By Dr. Jennifer Dankoff
Field Application Scientist

An under-utilized use of VarSeq is the ability of mining raw variant data in GenomeBrowse for relevant literature. By bringing in various public and private annotation sources, GenomeBrowse allows the user to interface with raw variant data in a compressed and manageable view. This blog will show you how to leverage these sources to power up your search for variant literature. In Figure 1, I have a simple field of view in GenomeBrowse, where I am examining the Reference Sequence, the Ref/Alt designations of the current variant in my sample, along with the gene my variant falls in from the RefSeq Genes track. Other information in this field of view...Read More

 

 

CEO Corner
New eBook: Clinical Variant Analysis for Cancer

We are continuing to strive and provide the best resources and customer support, and with that, we have revamped our learning hub. Within our learning hub, you will find monthly updates to our annotations as well as tutorials, manuals, and other resources to assist. Our team is also beginning to prepare for ESHG 2022 in Vienna, Austria. The conference will again be another positive turning point after many virtual meetings and I am personally excited to talk with many of you there. This continued progression of our learning resources is a clear indicator of our dedication to being the best. Without the support of our customers and partners this would not be possible, so thank you and I look forward to speaking with some of you in Austria.

Recent Webcast

VarSeq Custom Database Curation Capabilities

Presented by Darby Kammeraad, Director of Field Application Services

As our users have come to know, VarSeq serves as a hub for variant annotation and the full interpretation/classification of germline (ACMG) and somatic (AMP) variants. Whether direct annotation or backend variant evidence is being presented to the user via VSClinical for the interpretation process, users greatly benefit from the hosted variant databases being available directly from VarSeq. Our team has automated much of the curation process and hosts the ongoing updates to these tracks so that users no longer suffer manual review of each database via the web or manual curation efforts. Useful databases include ClinVar and ClinGen for classification submissions, gnomAD exomes/genomes for filtering out common variants in the population, RefSeq for gene impact and sequence ontology assessment, and OMIM for phenotypic information. Obviously, there is a large collection of databases out there, and not all of them make it into our automated queue. However, GHI supports the utilization of custom databases in our software. During the presentation, we discuss many different approaches with custom annotations, including:

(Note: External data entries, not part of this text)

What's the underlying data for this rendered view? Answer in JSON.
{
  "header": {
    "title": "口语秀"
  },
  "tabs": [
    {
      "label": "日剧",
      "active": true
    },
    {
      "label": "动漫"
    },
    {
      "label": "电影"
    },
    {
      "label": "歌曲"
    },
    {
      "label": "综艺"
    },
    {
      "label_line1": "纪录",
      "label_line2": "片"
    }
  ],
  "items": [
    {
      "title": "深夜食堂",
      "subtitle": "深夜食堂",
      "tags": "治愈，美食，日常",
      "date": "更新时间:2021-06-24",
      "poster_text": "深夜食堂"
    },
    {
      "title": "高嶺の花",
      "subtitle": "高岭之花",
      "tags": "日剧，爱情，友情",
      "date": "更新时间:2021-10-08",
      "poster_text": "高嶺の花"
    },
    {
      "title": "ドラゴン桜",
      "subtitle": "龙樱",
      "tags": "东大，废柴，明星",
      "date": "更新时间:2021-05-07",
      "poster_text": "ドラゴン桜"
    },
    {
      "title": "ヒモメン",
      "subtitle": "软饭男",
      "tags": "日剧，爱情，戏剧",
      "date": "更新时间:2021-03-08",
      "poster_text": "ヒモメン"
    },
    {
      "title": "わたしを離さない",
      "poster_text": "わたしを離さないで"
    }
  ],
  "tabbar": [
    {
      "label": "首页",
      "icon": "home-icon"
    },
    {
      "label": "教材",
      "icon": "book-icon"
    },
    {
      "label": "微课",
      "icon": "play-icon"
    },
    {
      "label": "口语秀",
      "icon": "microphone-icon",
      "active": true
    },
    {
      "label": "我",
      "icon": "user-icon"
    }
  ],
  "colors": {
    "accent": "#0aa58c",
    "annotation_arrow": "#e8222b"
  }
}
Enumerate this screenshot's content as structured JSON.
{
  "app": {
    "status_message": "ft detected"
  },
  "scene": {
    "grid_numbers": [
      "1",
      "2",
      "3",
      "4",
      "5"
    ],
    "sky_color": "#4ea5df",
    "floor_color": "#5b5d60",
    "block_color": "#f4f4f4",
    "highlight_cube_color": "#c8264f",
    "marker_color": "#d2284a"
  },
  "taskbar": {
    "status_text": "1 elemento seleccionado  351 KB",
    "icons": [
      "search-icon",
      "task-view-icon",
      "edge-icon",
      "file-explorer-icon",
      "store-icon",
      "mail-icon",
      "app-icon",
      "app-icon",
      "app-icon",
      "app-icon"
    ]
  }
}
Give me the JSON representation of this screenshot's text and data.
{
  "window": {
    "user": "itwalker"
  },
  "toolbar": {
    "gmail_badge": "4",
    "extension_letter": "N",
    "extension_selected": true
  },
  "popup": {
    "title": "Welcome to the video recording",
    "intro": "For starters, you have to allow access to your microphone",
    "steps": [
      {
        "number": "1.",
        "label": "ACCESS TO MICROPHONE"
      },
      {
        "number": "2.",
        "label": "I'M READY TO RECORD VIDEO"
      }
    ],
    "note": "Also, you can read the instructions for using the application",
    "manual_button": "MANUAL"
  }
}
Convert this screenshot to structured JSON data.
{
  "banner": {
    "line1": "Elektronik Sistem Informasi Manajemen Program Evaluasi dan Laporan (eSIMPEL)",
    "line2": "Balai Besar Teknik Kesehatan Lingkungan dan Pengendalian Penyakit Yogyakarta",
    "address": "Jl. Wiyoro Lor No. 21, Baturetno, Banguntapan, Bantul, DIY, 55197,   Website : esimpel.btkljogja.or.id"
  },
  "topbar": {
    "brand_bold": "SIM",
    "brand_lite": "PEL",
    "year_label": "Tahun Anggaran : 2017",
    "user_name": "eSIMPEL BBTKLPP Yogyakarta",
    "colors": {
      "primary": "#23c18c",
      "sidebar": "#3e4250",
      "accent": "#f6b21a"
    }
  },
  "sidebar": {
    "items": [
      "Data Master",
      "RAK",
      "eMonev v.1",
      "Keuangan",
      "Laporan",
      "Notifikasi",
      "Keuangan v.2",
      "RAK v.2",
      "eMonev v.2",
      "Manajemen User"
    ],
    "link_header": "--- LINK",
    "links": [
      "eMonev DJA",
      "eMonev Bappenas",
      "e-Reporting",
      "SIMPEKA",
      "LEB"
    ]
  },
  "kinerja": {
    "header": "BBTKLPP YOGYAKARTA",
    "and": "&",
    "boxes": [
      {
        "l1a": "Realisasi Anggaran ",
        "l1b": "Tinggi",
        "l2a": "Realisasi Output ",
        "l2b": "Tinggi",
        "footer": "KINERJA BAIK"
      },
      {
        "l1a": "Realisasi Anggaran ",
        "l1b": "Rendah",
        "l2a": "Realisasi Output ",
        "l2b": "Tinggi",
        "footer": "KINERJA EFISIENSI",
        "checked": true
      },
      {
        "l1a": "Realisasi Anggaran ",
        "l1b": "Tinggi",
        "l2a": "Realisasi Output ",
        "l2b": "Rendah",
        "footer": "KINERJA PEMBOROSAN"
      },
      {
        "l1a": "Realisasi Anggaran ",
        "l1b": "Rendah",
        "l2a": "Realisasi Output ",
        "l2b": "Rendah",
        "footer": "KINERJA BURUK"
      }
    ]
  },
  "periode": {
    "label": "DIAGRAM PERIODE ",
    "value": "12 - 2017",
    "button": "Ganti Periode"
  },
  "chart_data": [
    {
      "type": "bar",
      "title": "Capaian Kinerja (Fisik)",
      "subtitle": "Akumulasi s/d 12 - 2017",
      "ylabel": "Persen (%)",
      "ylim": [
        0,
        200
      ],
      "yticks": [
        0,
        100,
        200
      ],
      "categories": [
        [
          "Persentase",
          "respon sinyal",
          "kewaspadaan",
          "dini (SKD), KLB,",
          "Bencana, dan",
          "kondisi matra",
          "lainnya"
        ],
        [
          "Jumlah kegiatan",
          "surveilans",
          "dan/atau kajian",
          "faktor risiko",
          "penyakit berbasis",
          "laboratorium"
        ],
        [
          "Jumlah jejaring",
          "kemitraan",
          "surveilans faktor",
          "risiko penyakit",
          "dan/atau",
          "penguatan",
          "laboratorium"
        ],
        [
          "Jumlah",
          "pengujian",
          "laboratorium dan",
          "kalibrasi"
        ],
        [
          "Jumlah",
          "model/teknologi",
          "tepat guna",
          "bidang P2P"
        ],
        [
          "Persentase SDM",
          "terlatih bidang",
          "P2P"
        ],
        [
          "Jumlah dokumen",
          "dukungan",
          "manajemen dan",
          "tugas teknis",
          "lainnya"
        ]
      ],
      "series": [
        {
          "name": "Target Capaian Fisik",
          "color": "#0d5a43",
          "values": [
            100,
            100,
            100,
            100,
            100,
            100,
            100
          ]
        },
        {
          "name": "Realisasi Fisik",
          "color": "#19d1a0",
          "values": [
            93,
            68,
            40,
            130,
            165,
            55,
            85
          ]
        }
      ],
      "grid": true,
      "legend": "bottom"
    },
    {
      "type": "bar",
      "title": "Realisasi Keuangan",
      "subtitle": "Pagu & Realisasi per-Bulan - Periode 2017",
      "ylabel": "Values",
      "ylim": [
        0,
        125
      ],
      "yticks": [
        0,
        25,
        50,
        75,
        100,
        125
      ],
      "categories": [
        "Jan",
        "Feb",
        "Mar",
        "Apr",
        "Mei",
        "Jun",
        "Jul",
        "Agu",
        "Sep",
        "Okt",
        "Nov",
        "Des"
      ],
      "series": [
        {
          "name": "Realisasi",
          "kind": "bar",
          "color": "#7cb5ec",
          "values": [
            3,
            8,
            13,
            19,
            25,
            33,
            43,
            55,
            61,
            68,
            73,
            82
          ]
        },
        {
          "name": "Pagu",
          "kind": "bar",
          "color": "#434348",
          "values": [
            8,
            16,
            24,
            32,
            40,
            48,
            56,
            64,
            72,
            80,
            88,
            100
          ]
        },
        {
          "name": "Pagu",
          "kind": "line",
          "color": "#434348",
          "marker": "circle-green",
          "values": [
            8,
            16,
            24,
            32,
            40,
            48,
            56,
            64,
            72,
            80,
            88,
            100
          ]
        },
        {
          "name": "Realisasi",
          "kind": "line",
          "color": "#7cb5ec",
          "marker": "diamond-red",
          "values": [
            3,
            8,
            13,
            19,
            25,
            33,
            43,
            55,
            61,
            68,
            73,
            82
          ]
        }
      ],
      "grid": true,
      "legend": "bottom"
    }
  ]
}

  • Interval Tracks: Bed files defining target regions for coverage calculations and CNV detection.
  • Assessment catalogs: record-keeping of variant classification/interpretations in VSClinical.
  • Frequency catalogs: approaches to capture all variant allele frequencies at a project level and cohort level with VSWarehouse.
Watch Now
Customer Success

Congratulations to all of our customers who have published this month! To highlight just a few:

Genome-wide Sequencing and the Clinical Diagnosis of Genetic Disease: The CAUSES Study- Alison Elliott & colleagues, University of British Columbia / Published in ScienceDirect

Genome-Wide Signature of Positive Selection and Linkage Disequilibrium in Ethiopian Indigenous and European Beef Cattle Breeds- Kwan-Suk Kim & colleagues, Chungbuk National University / Published in Research Square

About Golden Helix

Golden Helix has been delivering industry-leading bioinformatics solutions for the advancement of life science research and translational medicine for over 20 years with 1,000s of users around the world. Their innovative technologies and analytic services empower scientists and healthcare professionals at all levels to derive meaning from the rapidly increasing volumes of genomic data produced from NGS sequencers and microarrays. With their solutions, hundreds of the world's top hospitals, testing labs, pharmaceutical, biotech, and academic research organizations can harness the full potential of genomics to identify the cause of disease, improve the efficacy and safety of drugs, develop genomic diagnostics, and advance the quest for personalized medicine.